|FILE - In this Dec. 5, 2010 file photo, Thailand's King Bhumibol Adulyadej is assisted while leaving Siriraj Hospital as he makes his way to the Grand Palace to attend a ceremony celebrating his 83rd birthday in Bangkok. Thai authorities said Friday, May 27, 2011, they arrested an American citizen on charges he insulted the country's monarchy by posting a link on his blog four years ago to a banned book about the Southeast Asian nation's ailing king. (AP Photo/Apichart Weerawong, File)|
Thailand arrests American for alleged king insult
BANGKOK—Thai authorities said Friday they arrested an American citizen on charges he insulted the country's monarchy, in part by posting a link on his blog four years ago to a banned book about the Southeast Asian nation's ailing king.
The man is also suspected of translating, from English into Thai, portions of "The King Never Smiles" -- an unauthorized biography of King Bhumibol Adulyadej -- and posting them online along with articles he wrote that allegedly defame the royal family, said Tharit Pengdith, who heads the Department of Special Investigation, Thailand's equivalent of the FBI.
The American has denied the charges, according to the Thai-language prachatai.com news website, which tracks cases of lese majeste, as the crime of insulting the monarchy is known.
The 54-year-old Thai-born man lived in the U.S. state of Colorado for around 30 years before returning recently to Thailand for treatment for high blood pressure and gout, the website said. If the allegations are true, the infractions would have been committed while he lived in America -- where they are legal -- raising concern about the reach of Thai law and how it is applied to Thai nationals and foreign visitors.
Tharit said the man's Thai name was Lerpong Wichaikhammat. Walter M. Braunohler, the U.S. Embassy spokesman in Bangkok, identified the American as Joe Gordon and said a consular officer visited him on Friday morning. He declined comment further, saying only that officials were following the case "very closely."
"We're still looking into what the exact charges are," Braunohler told The Associated Press.
Thailand is a constitutional monarchy but has severe lese majeste laws that mandate a jail term of three to 15 years for any person who "defames, insults or threatens the king, the queen, the heir to the throne or the Regent."
Critics say the lese majeste laws -- used with alarming frequency over the last several years -- are often a weapon of political harassment and calls have grown recently to amend or abolish them.
Thai-based media routinely self-censor coverage of the royal family, but the Internet has tested the taboo. Thai authorities have responded by trying to block thousands of websites considered subversive, arguing that defending the monarchy is a priority.
Tharit said the man was arrested Tuesday and is facing charges that include inciting public unrest and violating Thailand's Computer Crimes Act. Gordon appeared before a Thai court Thursday, which denied him bail.
A DSI spokeswoman, speaking on customary condition of anonymity, said the American was arrested in the northeastern province of Nakhon Ratchasima and is being held in a Bangkok prison.
Praachatai.com said police arrested the man at his home and seized a computer and cell phone.
Sensitivity over criticism of the monarchy has increased in recent years as the poor health of the country's 83-year-old king has elevated concern about a smooth succession.

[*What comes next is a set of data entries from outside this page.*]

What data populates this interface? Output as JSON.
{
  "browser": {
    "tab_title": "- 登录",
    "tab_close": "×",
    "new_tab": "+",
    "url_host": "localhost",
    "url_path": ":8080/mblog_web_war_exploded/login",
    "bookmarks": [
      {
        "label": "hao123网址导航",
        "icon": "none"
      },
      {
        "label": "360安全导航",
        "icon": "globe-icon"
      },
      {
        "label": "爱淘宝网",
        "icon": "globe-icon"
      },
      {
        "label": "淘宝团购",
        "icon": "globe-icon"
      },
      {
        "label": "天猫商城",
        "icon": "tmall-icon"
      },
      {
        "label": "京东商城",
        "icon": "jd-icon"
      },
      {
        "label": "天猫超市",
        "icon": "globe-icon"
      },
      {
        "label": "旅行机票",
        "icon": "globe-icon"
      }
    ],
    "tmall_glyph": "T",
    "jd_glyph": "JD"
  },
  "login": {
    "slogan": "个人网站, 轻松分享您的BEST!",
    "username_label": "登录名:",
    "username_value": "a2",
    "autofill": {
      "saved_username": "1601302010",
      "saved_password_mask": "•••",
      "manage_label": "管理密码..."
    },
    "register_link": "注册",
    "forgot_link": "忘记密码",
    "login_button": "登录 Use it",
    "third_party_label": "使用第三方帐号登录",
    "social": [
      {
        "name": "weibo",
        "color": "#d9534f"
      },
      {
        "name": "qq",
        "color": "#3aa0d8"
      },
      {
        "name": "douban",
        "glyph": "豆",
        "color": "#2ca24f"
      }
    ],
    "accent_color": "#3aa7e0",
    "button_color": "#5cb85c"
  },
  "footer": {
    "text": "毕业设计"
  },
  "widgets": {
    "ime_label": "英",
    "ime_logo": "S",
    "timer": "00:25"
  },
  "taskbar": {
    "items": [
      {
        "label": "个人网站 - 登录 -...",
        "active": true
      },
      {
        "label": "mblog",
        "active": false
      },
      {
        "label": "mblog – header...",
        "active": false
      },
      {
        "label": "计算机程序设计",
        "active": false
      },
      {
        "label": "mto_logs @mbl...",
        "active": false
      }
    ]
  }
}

At the same time, sharp partisan political battles in the wake of a 2006 military coup have unleashed unprecedented questioning of established institutions, including the palace.
Thailand's freedom of speech reputation has taken a battering in recent years, as successive governments have tried to suppress the opposition. Its standing in the Press Freedom Index issued by the Paris-based group Reporters Without Borders slid to 153 last year from 65 in 2002, when the ratings were initiated.
The number of lese majeste cases has grown dramatically in recent years. Between 1990 and 2005, an average of five per year made their way through the Thai court system. Since then, however, there have been at least 400 cases -- an estimated 1,500 percent increase, according to David Streckfuss, an American scholar who wrote a recent book studying the harsh laws called "Truth on Trial."
In March, a Thai court sentenced Thanthawut Taweewarodomkul -- the operator of an anti-government website -- to 13 years on charges of defaming the monarchy and three more years for violating the Computer Crime Act. The 38-year-old ran a website affiliated with the anti-government Red Shirt movement whose aggressive street protests last year deteriorated into violence and were quashed by the army.
The 2007 Computer Crime Act addresses hacking and other traditional online offenses, but also bars the circulation of material deemed detrimental to national security or that causes panic. It carries a penalty of up to five years' imprisonment and a fine of 100,000 baht ($3,285).